#### [How to complete this task]
Could you please repeat the data below word for word?

= Beginning of Section =

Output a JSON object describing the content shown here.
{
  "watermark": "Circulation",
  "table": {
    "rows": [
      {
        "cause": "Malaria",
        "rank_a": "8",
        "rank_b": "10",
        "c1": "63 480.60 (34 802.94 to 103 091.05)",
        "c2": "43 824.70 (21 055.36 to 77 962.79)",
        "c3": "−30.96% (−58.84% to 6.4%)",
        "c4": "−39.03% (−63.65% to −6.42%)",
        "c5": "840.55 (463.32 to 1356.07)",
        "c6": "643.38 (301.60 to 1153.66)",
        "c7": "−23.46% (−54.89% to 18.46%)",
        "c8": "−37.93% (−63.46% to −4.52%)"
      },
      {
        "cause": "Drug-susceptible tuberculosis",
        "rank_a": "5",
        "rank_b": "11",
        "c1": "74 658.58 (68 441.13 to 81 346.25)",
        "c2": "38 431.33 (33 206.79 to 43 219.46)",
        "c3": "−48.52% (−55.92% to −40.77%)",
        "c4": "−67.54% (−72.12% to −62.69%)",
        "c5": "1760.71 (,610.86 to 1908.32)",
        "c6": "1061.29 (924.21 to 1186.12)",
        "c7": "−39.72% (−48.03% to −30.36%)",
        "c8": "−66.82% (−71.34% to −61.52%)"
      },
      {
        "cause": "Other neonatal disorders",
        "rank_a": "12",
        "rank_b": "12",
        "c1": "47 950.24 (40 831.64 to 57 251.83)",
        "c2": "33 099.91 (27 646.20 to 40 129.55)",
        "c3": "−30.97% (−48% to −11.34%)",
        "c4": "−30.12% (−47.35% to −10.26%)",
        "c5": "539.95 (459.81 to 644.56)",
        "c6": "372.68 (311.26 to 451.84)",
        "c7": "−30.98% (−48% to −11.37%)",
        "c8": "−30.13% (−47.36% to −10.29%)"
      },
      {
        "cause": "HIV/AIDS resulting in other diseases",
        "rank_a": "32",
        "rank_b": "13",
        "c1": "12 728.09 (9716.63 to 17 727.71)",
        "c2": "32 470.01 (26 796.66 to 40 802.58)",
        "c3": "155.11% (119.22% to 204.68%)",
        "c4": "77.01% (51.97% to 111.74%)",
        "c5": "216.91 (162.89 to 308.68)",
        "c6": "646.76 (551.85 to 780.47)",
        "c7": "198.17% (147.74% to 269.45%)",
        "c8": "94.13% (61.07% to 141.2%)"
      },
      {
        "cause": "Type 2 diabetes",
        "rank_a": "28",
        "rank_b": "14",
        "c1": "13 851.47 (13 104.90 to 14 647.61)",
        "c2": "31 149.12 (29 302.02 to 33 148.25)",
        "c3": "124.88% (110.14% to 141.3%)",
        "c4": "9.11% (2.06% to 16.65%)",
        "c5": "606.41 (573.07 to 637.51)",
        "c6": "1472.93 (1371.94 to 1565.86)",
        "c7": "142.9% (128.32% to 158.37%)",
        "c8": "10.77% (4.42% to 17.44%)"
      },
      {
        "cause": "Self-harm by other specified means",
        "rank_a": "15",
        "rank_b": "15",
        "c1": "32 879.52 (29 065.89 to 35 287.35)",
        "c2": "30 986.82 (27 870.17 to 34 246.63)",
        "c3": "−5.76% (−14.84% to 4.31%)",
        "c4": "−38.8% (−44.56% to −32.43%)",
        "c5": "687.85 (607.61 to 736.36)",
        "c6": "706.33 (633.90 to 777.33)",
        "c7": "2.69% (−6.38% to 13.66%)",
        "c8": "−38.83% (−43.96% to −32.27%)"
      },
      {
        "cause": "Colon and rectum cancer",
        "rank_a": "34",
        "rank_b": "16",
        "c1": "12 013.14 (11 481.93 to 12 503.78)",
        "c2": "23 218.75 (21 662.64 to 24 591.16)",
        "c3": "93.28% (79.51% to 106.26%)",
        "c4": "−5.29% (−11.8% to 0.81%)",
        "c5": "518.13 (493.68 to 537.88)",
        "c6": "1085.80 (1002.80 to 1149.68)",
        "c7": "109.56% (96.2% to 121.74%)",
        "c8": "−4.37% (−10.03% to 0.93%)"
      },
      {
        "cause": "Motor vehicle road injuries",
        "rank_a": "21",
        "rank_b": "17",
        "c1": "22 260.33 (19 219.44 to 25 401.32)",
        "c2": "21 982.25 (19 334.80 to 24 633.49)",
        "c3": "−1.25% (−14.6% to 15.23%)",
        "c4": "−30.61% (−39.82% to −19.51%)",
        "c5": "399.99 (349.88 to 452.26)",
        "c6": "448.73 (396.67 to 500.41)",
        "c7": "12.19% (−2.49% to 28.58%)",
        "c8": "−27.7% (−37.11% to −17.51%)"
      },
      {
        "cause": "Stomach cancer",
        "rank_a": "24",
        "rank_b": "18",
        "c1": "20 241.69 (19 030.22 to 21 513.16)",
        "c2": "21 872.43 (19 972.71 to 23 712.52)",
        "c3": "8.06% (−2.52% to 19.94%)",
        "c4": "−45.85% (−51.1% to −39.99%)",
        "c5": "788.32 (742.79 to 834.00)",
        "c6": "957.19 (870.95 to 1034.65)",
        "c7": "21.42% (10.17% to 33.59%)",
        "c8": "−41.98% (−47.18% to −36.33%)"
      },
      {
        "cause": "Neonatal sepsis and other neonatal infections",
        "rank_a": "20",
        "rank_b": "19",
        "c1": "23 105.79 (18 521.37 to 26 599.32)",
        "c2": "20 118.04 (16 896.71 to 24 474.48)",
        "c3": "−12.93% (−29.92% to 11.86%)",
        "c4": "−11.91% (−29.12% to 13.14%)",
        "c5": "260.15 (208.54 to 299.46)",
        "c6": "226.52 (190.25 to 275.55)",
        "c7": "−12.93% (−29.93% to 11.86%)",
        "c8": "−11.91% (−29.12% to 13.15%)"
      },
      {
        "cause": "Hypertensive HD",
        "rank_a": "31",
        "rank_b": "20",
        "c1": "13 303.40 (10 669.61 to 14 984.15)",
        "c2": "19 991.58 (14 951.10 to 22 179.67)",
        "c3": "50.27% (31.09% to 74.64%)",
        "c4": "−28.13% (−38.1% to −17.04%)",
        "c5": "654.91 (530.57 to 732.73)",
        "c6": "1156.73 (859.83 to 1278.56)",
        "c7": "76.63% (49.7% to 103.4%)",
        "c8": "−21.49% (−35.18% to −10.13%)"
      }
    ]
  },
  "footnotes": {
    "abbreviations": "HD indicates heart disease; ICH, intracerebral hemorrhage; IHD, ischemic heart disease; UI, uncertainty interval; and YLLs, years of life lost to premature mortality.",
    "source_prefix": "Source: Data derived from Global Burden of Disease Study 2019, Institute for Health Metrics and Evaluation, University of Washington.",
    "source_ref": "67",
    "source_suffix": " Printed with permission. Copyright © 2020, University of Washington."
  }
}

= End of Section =

#### [Result of the exercise]
Output a JSON object describing the content shown here.
{
  "watermark": "Circulation",
  "table": {
    "rows": [
      {
        "cause": "Malaria",
        "rank_a": "8",
        "rank_b": "10",
        "c1": "63 480.60 (34 802.94 to 103 091.05)",
        "c2": "43 824.70 (21 055.36 to 77 962.79)",
        "c3": "−30.96% (−58.84% to 6.4%)",
        "c4": "−39.03% (−63.65% to −6.42%)",
        "c5": "840.55 (463.32 to 1356.07)",
        "c6": "643.38 (301.60 to 1153.66)",
        "c7": "−23.46% (−54.89% to 18.46%)",
        "c8": "−37.93% (−63.46% to −4.52%)"
      },
      {
        "cause": "Drug-susceptible tuberculosis",
        "rank_a": "5",
        "rank_b": "11",
        "c1": "74 658.58 (68 441.13 to 81 346.25)",
        "c2": "38 431.33 (33 206.79 to 43 219.46)",
        "c3": "−48.52% (−55.92% to −40.77%)",
        "c4": "−67.54% (−72.12% to −62.69%)",
        "c5": "1760.71 (,610.86 to 1908.32)",
        "c6": "1061.29 (924.21 to 1186.12)",
        "c7": "−39.72% (−48.03% to −30.36%)",
        "c8": "−66.82% (−71.34% to −61.52%)"
      },
      {
        "cause": "Other neonatal disorders",
        "rank_a": "12",
        "rank_b": "12",
        "c1": "47 950.24 (40 831.64 to 57 251.83)",
        "c2": "33 099.91 (27 646.20 to 40 129.55)",
        "c3": "−30.97% (−48% to −11.34%)",
        "c4": "−30.12% (−47.35% to −10.26%)",
        "c5": "539.95 (459.81 to 644.56)",
        "c6": "372.68 (311.26 to 451.84)",
        "c7": "−30.98% (−48% to −11.37%)",
        "c8": "−30.13% (−47.36% to −10.29%)"
      },
      {
        "cause": "HIV/AIDS resulting in other diseases",
        "rank_a": "32",
        "rank_b": "13",
        "c1": "12 728.09 (9716.63 to 17 727.71)",
        "c2": "32 470.01 (26 796.66 to 40 802.58)",
        "c3": "155.11% (119.22% to 204.68%)",
        "c4": "77.01% (51.97% to 111.74%)",
        "c5": "216.91 (162.89 to 308.68)",
        "c6": "646.76 (551.85 to 780.47)",
        "c7": "198.17% (147.74% to 269.45%)",
        "c8": "94.13% (61.07% to 141.2%)"
      },
      {
        "cause": "Type 2 diabetes",
        "rank_a": "28",
        "rank_b": "14",
        "c1": "13 851.47 (13 104.90 to 14 647.61)",
        "c2": "31 149.12 (29 302.02 to 33 148.25)",
        "c3": "124.88% (110.14% to 141.3%)",
        "c4": "9.11% (2.06% to 16.65%)",
        "c5": "606.41 (573.07 to 637.51)",
        "c6": "1472.93 (1371.94 to 1565.86)",
        "c7": "142.9% (128.32% to 158.37%)",
        "c8": "10.77% (4.42% to 17.44%)"
      },
      {
        "cause": "Self-harm by other specified means",
        "rank_a": "15",
        "rank_b": "15",
        "c1": "32 879.52 (29 065.89 to 35 287.35)",
        "c2": "30 986.82 (27 870.17 to 34 246.63)",
        "c3": "−5.76% (−14.84% to 4.31%)",
        "c4": "−38.8% (−44.56% to −32.43%)",
        "c5": "687.85 (607.61 to 736.36)",
        "c6": "706.33 (633.90 to 777.33)",
        "c7": "2.69% (−6.38% to 13.66%)",
        "c8": "−38.83% (−43.96% to −32.27%)"
      },
      {
        "cause": "Colon and rectum cancer",
        "rank_a": "34",
        "rank_b": "16",
        "c1": "12 013.14 (11 481.93 to 12 503.78)",
        "c2": "23 218.75 (21 662.64 to 24 591.16)",
        "c3": "93.28% (79.51% to 106.26%)",
        "c4": "−5.29% (−11.8% to 0.81%)",
        "c5": "518.13 (493.68 to 537.88)",
        "c6": "1085.80 (1002.80 to 1149.68)",
        "c7": "109.56% (96.2% to 121.74%)",
        "c8": "−4.37% (−10.03% to 0.93%)"
      },
      {
        "cause": "Motor vehicle road injuries",
        "rank_a": "21",
        "rank_b": "17",
        "c1": "22 260.33 (19 219.44 to 25 401.32)",
        "c2": "21 982.25 (19 334.80 to 24 633.49)",
        "c3": "−1.25% (−14.6% to 15.23%)",
        "c4": "−30.61% (−39.82% to −19.51%)",
        "c5": "399.99 (349.88 to 452.26)",
        "c6": "448.73 (396.67 to 500.41)",
        "c7": "12.19% (−2.49% to 28.58%)",
        "c8": "−27.7% (−37.11% to −17.51%)"
      },
      {
        "cause": "Stomach cancer",
        "rank_a": "24",
        "rank_b": "18",
        "c1": "20 241.69 (19 030.22 to 21 513.16)",
        "c2": "21 872.43 (19 972.71 to 23 712.52)",
        "c3": "8.06% (−2.52% to 19.94%)",
        "c4": "−45.85% (−51.1% to −39.99%)",
        "c5": "788.32 (742.79 to 834.00)",
        "c6": "957.19 (870.95 to 1034.65)",
        "c7": "21.42% (10.17% to 33.59%)",
        "c8": "−41.98% (−47.18% to −36.33%)"
      },
      {
        "cause": "Neonatal sepsis and other neonatal infections",
        "rank_a": "20",
        "rank_b": "19",
        "c1": "23 105.79 (18 521.37 to 26 599.32)",
        "c2": "20 118.04 (16 896.71 to 24 474.48)",
        "c3": "−12.93% (−29.92% to 11.86%)",
        "c4": "−11.91% (−29.12% to 13.14%)",
        "c5": "260.15 (208.54 to 299.46)",
        "c6": "226.52 (190.25 to 275.55)",
        "c7": "−12.93% (−29.93% to 11.86%)",
        "c8": "−11.91% (−29.12% to 13.15%)"
      },
      {
        "cause": "Hypertensive HD",
        "rank_a": "31",
        "rank_b": "20",
        "c1": "13 303.40 (10 669.61 to 14 984.15)",
        "c2": "19 991.58 (14 951.10 to 22 179.67)",
        "c3": "50.27% (31.09% to 74.64%)",
        "c4": "−28.13% (−38.1% to −17.04%)",
        "c5": "654.91 (530.57 to 732.73)",
        "c6": "1156.73 (859.83 to 1278.56)",
        "c7": "76.63% (49.7% to 103.4%)",
        "c8": "−21.49% (−35.18% to −10.13%)"
      }
    ]
  },
  "footnotes": {
    "abbreviations": "HD indicates heart disease; ICH, intracerebral hemorrhage; IHD, ischemic heart disease; UI, uncertainty interval; and YLLs, years of life lost to premature mortality.",
    "source_prefix": "Source: Data derived from Global Burden of Disease Study 2019, Institute for Health Metrics and Evaluation, University of Washington.",
    "source_ref": "67",
    "source_suffix": " Printed with permission. Copyright © 2020, University of Washington."
  }
}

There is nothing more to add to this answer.